I still don't think any of this is going to happen. The Windows wellspring is seriously not drying up as much as some visionaries claim. They don't earn the lion's share of their money with licenses to private individuals[1], they do it with licenses to companies. To OEMs to put in their computers. And that is still going strong. OEMs also make their money by selling to companies. And just speaking for myself: I can't do my job (software development) on a tablet. Neither can the accountants, the hardware designers, the managers, marketing... I cannot think of a single department that could switch to tablets. Even HR has some specialized software that must run on Windows. And on the production floor they need specialized software that was written once for Windows. Some of the newer stuff is .NET and could conceivably run on Linux, yes, but on a tablet? Doubtful.
I totally agree with your points about the use of Windows in the business world. Just, I don't know the actual numbers, so I'm not able to compare the Windows OEM/retail income with the one from volume licenses.

nullplan wrote:
Even the premise that MS are the only ones working on their kernel is flawed. Most of the work happening on kernels these days is hardware support, and there are tons of third parties out there contributing drivers to MS at no cost to them. In fact, MS for a long time had the audacity to charge money for the driver development kit, and people paid it. The DDK still has to be paid if the use is commercial, if I'm not mistaken.
Well, clearly I'm talking just about the kernel itself and the Microsoft drivers. HW vendors support their own drivers. Not sure how big is the revenue from DDK licenses.

nullplan wrote:
And even if I were to grant that their money is drying up, then it still would not make sense for them to replace NT with Linux for Windows. This compatibility layer you talk about is pretty darn expensive to make. Creating it under the premise that the market is failing would be throwing good money after bad. It would make more sense to abandon Windows entirely once it stops being profitable, but there can be no honest claim of that right now, can there? And before that, to revitalize interest in Windows and the kernel, it would make way more sense to open-source NT and start to compete with Linux on that front. That wouldn't mean open-sourcing Windows entirely, just the kernel. There's still plenty complicated userland to go along with it, that would remain closed-source.
That's another possibility, of course. I'm not excluding anything.

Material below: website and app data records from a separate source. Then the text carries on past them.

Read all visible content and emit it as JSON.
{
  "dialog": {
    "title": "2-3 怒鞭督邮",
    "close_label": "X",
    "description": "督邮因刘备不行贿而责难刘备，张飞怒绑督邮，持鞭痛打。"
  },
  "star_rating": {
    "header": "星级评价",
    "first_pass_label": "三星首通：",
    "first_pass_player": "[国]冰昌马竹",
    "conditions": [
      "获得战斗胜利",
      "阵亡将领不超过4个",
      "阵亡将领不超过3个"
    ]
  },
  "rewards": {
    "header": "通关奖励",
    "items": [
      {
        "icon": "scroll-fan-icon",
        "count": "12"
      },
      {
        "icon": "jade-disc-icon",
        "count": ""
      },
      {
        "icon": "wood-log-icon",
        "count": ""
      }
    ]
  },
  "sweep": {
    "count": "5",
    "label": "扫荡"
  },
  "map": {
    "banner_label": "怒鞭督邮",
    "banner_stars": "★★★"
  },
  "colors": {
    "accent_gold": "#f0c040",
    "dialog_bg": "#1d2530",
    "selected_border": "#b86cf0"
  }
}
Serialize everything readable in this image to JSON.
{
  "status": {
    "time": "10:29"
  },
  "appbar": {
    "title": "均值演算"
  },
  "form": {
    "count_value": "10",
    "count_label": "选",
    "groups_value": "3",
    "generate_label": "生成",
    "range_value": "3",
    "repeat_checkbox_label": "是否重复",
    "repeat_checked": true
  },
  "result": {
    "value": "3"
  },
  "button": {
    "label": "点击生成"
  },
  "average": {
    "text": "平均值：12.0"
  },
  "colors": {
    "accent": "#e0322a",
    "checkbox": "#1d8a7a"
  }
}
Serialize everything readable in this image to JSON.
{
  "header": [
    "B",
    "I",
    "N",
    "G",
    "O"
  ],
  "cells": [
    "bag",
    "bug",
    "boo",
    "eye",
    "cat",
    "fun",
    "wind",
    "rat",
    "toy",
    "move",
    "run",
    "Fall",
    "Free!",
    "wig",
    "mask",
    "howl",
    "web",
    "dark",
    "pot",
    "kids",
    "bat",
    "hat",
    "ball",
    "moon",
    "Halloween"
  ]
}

nullplan wrote:
And if you doubt they would compete for developers with Linux, ask yourself what the point of WSL is, from a business perspective. It is not to rub your belly in particular. It was to make Linux developers feel more at home, to make them not switch to Linux for tasks that might require it. WSL as a business move is the exact opposite from replacing NT with Linux.
Sure, the point of WSL is to attract developers.

Anyway, I'm not defending the "crazy" theory that Microsoft will replace NT with Linux. It's just a possibility. One smaller-scale example of that kind: Microsoft announced that they'll abandon their Edge browser in 2019. Now they have a Chromium-based browser that will just look like Edge. Soon, it will replace Edge definitively: https://www.engadget.com/microsoft-edge-legacy-phase-out-232116614.html.
They saw it costed too much to have their own full-featured and modern browser and the benefits were not enough, so they dropped the whole project.

Still, I honestly hope NT won't be replaced. It's better to have real alternatives and competition.

_________________
Tilck, a Tiny Linux-Compatible Kernel: https://github.com/vvaltchev/tilck


Top
 Profile  
 
Display posts from previous:  Sort by  
Post new topic Reply to topic  [ 2 posts ] 

All times are UTC - 6 hours


Who is online

Users browsing this forum: No registered users and 3 guests


You cannot post new topics in this forum
You cannot reply to topics in this forum
You cannot edit your posts in this forum
You cannot delete your posts in this forum
You cannot post attachments in this forum

Search for:
Jump to:  
Powered by phpBB © 2000, 2002, 2005, 2007 phpBB Group